“Let me say, loud and clear, to our people in the West Bank: Don’t you have cars? Don’t you have motorcycles? Don’t you have knives? Don’t you have clubs? Don’t you have bulldozers? Don’t you have trucks? Anyone who has a knife, a club, a weapon, or a car, yet does not use it to run over a Jew or a settler, and does not use it to kill dozens of Zionists, does not belong to Palestine.

Palestine says loud and clear: Real men are those who avenge the blood of Gaza. Real men are those who avenge the blood of the Gaza Strip. Real men will not sleep until they have avenged the blood of Gaza.

To our people within the Green Line [Israeli Arabs], we say: It is time for you to declare a new phase in this struggle. Political and social considerations are worthless. Blood and martyrdom are the only considerations that matter. The Palestinian people has no choice but to wage this battle in Gaza, in the West Bank, in Jerusalem, and in all the cities of occupied Palestine.” (Source – Fawzi Barhoum, Hamas, July 30th 2014.)

The BBC has an entire department devoted to the Arabic language. It could easily prepare a comprehensive backgrounder on the issue of Palestinian incitement in order to enhance audience understanding of the significance of that factor in the current surge in terror attacks against Israelis.

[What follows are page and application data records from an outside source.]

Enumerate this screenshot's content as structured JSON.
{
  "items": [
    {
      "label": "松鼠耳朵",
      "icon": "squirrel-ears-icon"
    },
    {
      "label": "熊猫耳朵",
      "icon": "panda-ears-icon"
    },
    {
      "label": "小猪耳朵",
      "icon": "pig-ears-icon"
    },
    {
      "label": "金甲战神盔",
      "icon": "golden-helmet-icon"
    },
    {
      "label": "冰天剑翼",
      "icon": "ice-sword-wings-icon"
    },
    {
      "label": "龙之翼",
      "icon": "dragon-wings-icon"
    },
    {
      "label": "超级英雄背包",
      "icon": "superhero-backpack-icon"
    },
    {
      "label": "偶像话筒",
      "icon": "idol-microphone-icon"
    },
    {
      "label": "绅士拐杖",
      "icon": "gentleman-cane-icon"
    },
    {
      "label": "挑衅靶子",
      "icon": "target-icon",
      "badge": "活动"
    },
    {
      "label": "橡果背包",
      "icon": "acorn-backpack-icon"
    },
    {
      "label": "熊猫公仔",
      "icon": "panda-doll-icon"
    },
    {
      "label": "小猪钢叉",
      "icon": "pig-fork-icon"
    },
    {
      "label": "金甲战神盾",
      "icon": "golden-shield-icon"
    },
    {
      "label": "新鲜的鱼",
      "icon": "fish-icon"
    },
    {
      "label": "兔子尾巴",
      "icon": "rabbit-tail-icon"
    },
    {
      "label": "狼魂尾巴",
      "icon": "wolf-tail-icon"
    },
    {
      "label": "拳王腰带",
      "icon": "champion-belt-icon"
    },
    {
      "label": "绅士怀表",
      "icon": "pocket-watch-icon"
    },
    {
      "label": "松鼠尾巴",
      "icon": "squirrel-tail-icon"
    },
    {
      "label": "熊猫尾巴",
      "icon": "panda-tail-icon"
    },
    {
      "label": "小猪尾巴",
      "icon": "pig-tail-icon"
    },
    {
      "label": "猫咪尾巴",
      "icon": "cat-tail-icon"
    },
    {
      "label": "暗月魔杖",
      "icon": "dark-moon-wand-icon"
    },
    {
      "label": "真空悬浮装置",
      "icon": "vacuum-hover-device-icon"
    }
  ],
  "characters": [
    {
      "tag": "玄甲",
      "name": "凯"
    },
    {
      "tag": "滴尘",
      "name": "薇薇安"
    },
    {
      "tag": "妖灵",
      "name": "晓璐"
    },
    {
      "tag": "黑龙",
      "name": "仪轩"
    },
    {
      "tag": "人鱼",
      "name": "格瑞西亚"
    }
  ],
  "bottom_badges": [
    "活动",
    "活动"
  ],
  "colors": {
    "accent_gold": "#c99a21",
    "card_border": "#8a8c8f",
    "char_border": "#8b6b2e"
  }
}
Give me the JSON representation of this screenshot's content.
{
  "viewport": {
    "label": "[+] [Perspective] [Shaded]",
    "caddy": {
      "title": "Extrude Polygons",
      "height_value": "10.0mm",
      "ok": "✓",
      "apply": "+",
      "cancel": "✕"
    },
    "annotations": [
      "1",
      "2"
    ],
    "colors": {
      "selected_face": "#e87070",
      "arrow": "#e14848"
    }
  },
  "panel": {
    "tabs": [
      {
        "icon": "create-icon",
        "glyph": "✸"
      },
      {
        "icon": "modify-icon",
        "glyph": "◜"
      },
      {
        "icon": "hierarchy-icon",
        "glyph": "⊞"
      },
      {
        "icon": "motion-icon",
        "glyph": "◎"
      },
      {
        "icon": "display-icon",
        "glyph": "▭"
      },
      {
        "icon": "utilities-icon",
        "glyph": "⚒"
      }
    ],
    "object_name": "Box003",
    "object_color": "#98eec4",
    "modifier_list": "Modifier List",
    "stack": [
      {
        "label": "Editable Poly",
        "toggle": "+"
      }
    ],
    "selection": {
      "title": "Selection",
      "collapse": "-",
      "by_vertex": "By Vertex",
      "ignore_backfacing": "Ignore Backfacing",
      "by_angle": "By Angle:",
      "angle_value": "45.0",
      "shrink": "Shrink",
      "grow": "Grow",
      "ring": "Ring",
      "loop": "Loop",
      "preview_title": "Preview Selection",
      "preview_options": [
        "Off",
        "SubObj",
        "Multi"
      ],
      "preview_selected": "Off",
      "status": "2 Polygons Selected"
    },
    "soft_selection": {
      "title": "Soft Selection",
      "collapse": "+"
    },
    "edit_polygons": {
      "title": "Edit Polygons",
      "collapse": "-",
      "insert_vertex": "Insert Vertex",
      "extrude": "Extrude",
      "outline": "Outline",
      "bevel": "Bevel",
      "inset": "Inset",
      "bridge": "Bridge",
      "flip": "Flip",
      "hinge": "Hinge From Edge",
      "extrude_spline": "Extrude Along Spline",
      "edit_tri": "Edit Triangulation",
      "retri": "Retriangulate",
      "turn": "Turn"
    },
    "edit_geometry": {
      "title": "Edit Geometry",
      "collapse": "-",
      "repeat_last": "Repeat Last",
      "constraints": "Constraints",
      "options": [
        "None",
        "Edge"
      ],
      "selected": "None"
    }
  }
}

The fact that the BBC elects instead to omit any mention of that topic from its coverage speaks volumes (as does its avoidance of accurately defining terror attacks) about its supposed commitment to accuracy and impartiality and the political motivations behind editorial decisions.

Terror in Tel Aviv: scare quotes at the BBC.

Here is the BBC’s report on the terrorist bombing of a number 142 Dan bus in central Tel Aviv on Wednesday lunchtime, November 21st:

A deliberate terrorist attack is termed a ‘Bomb blast’ – in ‘well, that’s what they’re telling us’ inverted commas.  

The article continues:

“There has been an explosion on a bus in Israel’s commercial capital Tel Aviv, police say, amid continuing exchanges between Israel and militants in Gaza.

There are at least 10 injuries in what police called a “terrorist attack”.”

Further down, the liberal sprinkling of scare quotes continues:

“Israeli Prime Minister Benjamin Netanyahu’s spokesman Ofir Gendelman said on his Twitter account that the explosion was caused by a bomb and that it was “terrorist attack”.

Emergency services say five of the wounded in the bus explosion are in a serious or moderate condition.

An Israeli who witnessed the explosion told Army Radio the bus was “completely charred”.

Israel’s Haaretz newspaper said the blast occurred on the corner of Shaul Hamelech and Henrietta Szold.

It said the injured were being taken to Ichilov hospital and that roadblocks had been set up in the area to search for a suspected bomber.

The attack took place on the eighth day of exchanges between Israel and militants in Gaza.

Some 139 Palestinians and five Israelis have been killed.

Celebratory gunfire reportedly rang out in Gaza City when local radio relayed news of the bus attack.”

Before we are tempted to attribute the generous use of so much unnecessary punctuation to BBC caution until the picture is fully clear, we should perhaps compare and contrast with its reporting of the strike on the antennae of two office blocks in Gaza City earlier this week. 

What the above report does not include is reports on Twitter by its correspondents on the ground in Gaza that Hamas immediately took responsibility for the attack. 

The BBC’s Paul Danahar appeared to be trying to suggest that the target of the attack was of a military nature, which makes an interesting contrast to some of his tweets earlier in the week. 

(By the way, here is a recent event in Gaza which the plethora of BBC reporters on the ground there appears to have decided not to report, apart from a brief 29 words in this item.)

Update: 

The BBC now has footage of the aftermath of the attack up on its website – also broadcast on BBC News.

Note the wording of the report’s synopsis as it appears on the website: [emphasis added]

“At least 10 people have been injured in an explosion on a bus in Israel’s commercial capital, Tel Aviv, in what one Israeli official described as a “terrorist attack”. “